Assigned task:
Determine how many lines of the data include the word "단기임대", and write only that number.
<<<<
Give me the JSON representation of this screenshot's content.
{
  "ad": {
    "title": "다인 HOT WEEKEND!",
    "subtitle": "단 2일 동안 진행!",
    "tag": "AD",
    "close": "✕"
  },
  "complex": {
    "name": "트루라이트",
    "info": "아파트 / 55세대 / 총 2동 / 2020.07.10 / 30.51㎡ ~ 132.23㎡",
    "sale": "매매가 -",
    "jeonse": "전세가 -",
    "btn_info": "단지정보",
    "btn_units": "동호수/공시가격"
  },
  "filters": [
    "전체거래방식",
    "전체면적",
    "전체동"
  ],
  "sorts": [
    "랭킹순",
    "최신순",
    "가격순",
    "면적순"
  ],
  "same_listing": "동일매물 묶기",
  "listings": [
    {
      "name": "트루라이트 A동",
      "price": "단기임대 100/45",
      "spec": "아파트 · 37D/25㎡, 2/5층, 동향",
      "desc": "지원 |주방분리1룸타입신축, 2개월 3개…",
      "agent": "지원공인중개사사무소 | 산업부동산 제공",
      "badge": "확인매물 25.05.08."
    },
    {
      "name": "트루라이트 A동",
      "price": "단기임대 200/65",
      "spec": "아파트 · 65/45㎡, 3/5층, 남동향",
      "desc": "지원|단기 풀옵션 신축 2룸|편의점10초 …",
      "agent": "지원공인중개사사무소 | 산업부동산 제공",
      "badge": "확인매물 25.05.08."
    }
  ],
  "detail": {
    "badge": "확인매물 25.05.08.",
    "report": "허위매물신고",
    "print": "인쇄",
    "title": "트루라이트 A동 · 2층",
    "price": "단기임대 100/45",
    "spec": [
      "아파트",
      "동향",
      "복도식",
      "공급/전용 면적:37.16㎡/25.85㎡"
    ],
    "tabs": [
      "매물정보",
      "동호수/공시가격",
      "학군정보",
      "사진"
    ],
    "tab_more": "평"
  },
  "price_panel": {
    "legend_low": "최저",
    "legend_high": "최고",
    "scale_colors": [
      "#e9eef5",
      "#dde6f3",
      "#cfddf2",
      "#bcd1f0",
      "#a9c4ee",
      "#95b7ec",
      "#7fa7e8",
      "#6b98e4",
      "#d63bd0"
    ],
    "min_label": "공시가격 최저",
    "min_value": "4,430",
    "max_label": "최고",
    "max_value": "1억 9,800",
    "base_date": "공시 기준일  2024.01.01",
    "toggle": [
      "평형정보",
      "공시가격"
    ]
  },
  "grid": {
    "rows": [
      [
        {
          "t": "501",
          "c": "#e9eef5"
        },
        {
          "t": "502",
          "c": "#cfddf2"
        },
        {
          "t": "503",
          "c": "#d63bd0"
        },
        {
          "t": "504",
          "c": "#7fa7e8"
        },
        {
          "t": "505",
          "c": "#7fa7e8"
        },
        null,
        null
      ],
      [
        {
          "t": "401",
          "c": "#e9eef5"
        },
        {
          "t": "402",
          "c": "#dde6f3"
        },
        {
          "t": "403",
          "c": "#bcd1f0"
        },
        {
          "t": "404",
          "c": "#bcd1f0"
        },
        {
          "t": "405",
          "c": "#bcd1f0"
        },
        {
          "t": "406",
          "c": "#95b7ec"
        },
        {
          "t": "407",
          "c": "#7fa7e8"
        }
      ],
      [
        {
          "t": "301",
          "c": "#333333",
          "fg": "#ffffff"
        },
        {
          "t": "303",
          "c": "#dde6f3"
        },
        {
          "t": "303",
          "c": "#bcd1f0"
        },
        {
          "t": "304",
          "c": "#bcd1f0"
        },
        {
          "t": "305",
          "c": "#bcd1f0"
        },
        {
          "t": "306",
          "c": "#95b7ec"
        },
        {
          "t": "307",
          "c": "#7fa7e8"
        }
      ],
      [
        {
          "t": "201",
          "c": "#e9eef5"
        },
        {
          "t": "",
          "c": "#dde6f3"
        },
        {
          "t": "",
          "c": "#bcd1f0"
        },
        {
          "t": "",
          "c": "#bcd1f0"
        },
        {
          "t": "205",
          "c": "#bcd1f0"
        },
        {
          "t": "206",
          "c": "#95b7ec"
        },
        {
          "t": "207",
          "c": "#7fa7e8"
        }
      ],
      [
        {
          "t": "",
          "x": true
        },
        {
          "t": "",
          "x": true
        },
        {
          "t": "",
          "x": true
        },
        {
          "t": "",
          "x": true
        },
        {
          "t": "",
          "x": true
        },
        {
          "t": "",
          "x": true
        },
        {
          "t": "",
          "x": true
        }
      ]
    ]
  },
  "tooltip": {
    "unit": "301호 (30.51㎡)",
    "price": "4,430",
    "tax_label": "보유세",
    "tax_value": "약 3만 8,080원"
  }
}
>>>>
Answer:
3